Notice of Applied Income Due

The bill requires DSS, when determining the amount of applied income, to take into consideration any modification to the applied income due to (1) revisions in the community spouse's minimum monthly needs allowance (see BACKGROUND) and (2) other modifications allowed by law.

Under the bill, nursing homes must provide written notice to Medicaid recipients and anyone the law authorizes to control the recipient's applied income. The notice must indicate (1) the amount of applied income due to the home and the recipient's obligation to pay it and (2) that the recipient's failure to pay it within 90 days of receiving the notice may result in a lawsuit.


The bill authorizes a nursing home to sue to recover any applied income amount it is owed. The home can sue either (1) the Medicaid recipient who owes the money or (2) a person with legal access to the income who acted with the intent to deprive the recipient of the income or appropriate it for himself, herself, or a third person.

If, based on a fair preponderance of the evidence, a court finds in favor of the nursing home, it may award the home the amount of debt owed, court costs, and attorneys' fees.

A nursing home cannot sue to recover applied income until 30 days after providing the required applied income notice or, if the resident did not receive the notice, 90 days after providing the resident notice of the suit along with the information in the applied income notice.


The bill provides that, to the extent permitted under federal law, institutionalized individuals cannot be determined ineligible for Medicaid solely based on having a life insurance policy with a cash surrender value of less than $10,000. In general, a Medicaid applicant may not have more than $1,600 in liquid assets. (If the applicant is married, this is after the state performs a spousal assessment and gives the community spouse a share of the combined assets.)

Currently, DSS counts the cash surrender value of any life insurance policy with a face value of more than $1,500 towards the asset limit.
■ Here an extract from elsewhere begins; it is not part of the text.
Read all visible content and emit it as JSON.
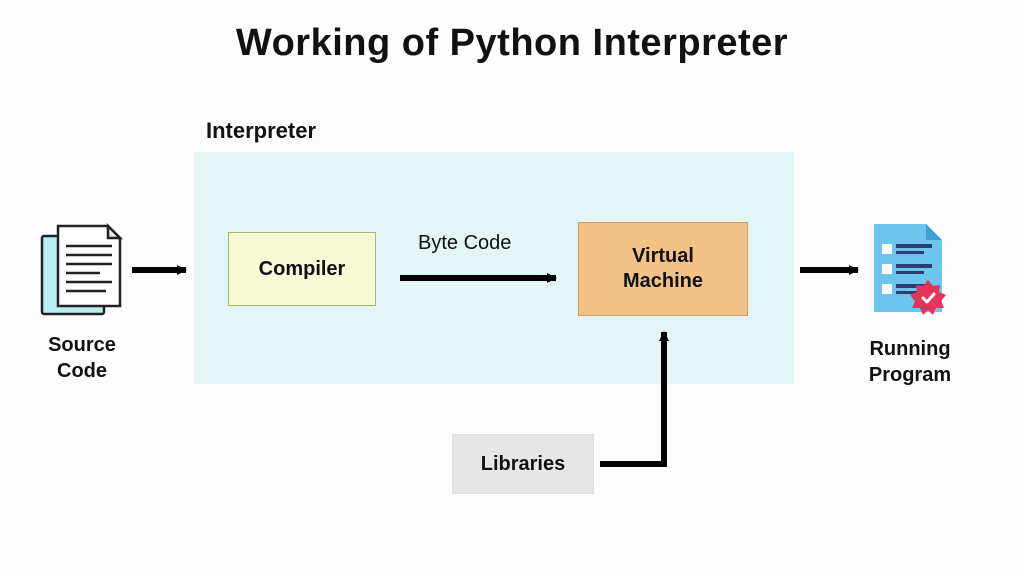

DSS also excludes certain transfers of such policies to cover funerals. DSS will not grant eligibility until the policy is surrendered and the money is “spent down” to the asset limit on the individual's care. (It is not clear if the bill's prohibition applies only during the period in which the policy is being surrendered.)


Constructive Trust

A court can order a constructive trust against someone who, through wrongdoing, fraud, or other unconscionable act, obtains or holds legal property rights to which he or she is not entitled. It is often used to prevent undue enrichment. It can be used to order the person who would otherwise be unjustly enriched to transfer the property to the intended party.

Community Spouse Allowance and Monthly Needs Allowance

When one spouse is living in a nursing home and the other spouse lives elsewhere, the spouse who is not living in the nursing home (called the community spouse in Connecticut) is allowed by Medicaid to keep a portion of the institutionalized spouse's income. This income, called the community spouse allowance, is determined by subtracting the community spouse's monthly gross income from a minimum monthly needs allowance (MMNA). The MMNA amount will vary from case to case, but for 2013 the minimum is $1,892; the maximum is $2,898. The MMNA takes into account the community spouse's housing costs (e.g., rent, utilities).

The minimum and maximum are set by federal law and the state must update the amounts each year. The maximum may only be exceeded if a DSS fair hearing orders it.


Human Services Committee

Joint Favorable Substitute